Don’t be fooled, though, into thinking that these are the hard, tart (and delicious) Kelly-green yeşil erik you find inundating the fruit carts of Istanbul during summer. While tiny and seemingly unripe, a greengage is preternaturally sweet, juicy and deeply flavorful but possessing far less tartness and tannic pucker than other, more popular plum varieties.
I approached writer and fruit scholar (and freelance contributor to The Times) David Karp to learn more because, really, who else would I approach? Karp, who became enamored with the greengage as a child, is a silent partner with Andy Mariani in the cultivation of the fruit at Andy’s Orchard in Morgan Hill, Calif., near San Jose. It’s likely the largest single source of commercially available greengages in the United States. Karp and Mariani grow three acres of the plums. “There’s maybe three [orchards] in the whole rest of the country,” Karp said.
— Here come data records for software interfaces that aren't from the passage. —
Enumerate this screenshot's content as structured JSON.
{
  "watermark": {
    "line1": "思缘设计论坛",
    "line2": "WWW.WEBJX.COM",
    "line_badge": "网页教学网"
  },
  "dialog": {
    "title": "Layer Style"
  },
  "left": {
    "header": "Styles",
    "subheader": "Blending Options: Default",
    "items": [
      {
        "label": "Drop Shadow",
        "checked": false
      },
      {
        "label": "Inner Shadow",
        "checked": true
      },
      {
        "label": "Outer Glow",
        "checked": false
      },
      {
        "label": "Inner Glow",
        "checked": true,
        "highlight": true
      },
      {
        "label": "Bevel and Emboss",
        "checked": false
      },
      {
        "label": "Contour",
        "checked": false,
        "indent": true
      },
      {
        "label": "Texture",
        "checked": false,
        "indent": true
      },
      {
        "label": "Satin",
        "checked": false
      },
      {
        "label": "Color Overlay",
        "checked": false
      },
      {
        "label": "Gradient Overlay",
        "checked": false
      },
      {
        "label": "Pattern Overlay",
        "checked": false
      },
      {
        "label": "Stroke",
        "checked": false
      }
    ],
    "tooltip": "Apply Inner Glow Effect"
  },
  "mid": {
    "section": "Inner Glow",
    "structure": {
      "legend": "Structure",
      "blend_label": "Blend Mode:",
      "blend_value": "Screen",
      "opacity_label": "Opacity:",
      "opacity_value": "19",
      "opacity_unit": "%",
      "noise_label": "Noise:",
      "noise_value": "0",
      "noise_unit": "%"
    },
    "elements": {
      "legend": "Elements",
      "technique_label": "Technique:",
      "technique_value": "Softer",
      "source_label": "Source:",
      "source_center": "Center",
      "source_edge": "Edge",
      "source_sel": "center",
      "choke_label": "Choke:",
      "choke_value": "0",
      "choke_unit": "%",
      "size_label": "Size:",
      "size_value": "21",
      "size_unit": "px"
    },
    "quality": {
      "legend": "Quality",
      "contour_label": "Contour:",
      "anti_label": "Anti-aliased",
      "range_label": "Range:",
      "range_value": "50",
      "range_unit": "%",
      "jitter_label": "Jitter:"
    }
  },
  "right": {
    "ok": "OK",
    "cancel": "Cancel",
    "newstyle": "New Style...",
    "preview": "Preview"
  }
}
Karp’s love of the fruit led him to get involved with the cultivation. “I met Andy years ago and I tasted all these fruits and I thought to myself, ‘Jesus, I can’t drive up there five times a summer in order to get this fruit.’ I became hooked!” But greengages have proved tricky to grow, and it’s apparent to Karp why they’ve fallen out of favor in this country commercially.
He explained that whereas larger Asian varieties can be harvested unripe and shipped cross-country as is, “the greengage, when fully ripe, really is too delicate to be shipped across the country.” He pointed to a few plums that had ripened to the point where the thin skin had begun to crack and split open like a blister. Additionally, greengage trees are alternate bearing, meaning you’ll get an overlarge crop one year and a very tiny one the next. “They are finicky,” Karp said. “They probably require more chill than we can provide here.” Chill hours, or the number of hours spent between 32 and 45 degrees Fahrenheit, are essential for certain fruit trees to “know” when it’s time to come out of dormancy and begin growing.
But for Karp, it’s worth the trouble for this decidedly singular fruit. The sweetness of fruit can be measured with a refractometer by a unit of measurement called Brix — the percentage of sugar, by mass, in 100 grams of a given solution. The juice from your standard plum, Karp said, might barely break into the teens. One greengage he measured registered nearly 38.
This year, lucky for me, is a good year for greengages at Andy’s Orchard, and I got my hands on a couple of pounds. I ate almost all of them in one sitting. Barely-there skin yields immediately to sweet, golden-hued, perfectly textured flesh. The first honeyed bite explodes with preposterous sweetness, a shot of nectar balanced with just enough acidity so that it isn’t cloying. Comparisons to other fruits are hard to make: You could make parallels to the sweetness of a lychee without a lychee’s distinct perfumey bouquet, perhaps (though the greengages have an intoxicating floral scent all their own).
Regardless, I ate them. And ate them. And although I had a slight stomachache that evening, there has never been another that was entirely worth the price. When Clement Clarke Moore penned, “While visions of sugar-plums danced in their heads,” he was certainly not writing about greengages, but he may as well have been. It was all I could think of when I nodded off to sleep that night.
Greengages will be at the Andy’s Orchard stand at the Santa Monica Farmers Market this Wednesday (Aug. 14) and maybe the following week, although there are no guarantees. Call ahead to check availability. Andy’s Orchard, 1615 Half Road, Morgan Hill, (408) 782-7600, AndysOrchard.com